**Task directions**
Hunt through the entries for the word "photo" and copy each line in which it appears.

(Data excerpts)
_ _ _ _ _

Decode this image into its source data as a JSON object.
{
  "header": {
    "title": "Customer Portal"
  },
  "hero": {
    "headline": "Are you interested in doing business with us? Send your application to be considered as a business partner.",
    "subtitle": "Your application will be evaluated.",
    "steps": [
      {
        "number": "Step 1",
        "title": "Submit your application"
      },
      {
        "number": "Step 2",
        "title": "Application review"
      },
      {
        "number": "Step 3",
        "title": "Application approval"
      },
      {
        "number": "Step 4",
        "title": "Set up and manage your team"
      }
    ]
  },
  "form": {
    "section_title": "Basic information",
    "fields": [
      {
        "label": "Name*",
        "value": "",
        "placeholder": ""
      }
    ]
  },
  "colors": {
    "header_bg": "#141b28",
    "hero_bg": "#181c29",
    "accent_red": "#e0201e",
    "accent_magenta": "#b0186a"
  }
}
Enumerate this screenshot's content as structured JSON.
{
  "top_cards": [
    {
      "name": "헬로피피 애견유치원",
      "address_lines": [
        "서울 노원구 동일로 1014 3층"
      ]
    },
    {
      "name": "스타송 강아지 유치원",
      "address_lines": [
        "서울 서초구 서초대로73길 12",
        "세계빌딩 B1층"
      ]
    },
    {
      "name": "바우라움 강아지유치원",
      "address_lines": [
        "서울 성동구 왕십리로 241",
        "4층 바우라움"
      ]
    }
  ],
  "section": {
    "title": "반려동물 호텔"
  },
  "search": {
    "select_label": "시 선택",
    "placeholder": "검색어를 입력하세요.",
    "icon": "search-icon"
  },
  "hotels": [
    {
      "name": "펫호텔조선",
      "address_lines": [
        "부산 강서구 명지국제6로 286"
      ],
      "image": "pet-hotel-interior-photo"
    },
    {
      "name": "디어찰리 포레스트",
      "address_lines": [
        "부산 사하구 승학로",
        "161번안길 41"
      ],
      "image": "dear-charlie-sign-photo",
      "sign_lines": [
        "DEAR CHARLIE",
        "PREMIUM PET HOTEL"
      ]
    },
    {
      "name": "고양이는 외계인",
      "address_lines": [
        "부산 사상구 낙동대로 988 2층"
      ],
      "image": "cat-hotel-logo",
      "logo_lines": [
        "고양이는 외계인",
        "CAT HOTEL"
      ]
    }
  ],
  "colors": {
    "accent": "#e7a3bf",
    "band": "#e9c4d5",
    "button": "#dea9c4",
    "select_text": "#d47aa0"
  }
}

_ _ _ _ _

**Result**
      "image": "pet-hotel-interior-photo"
      "image": "dear-charlie-sign-photo",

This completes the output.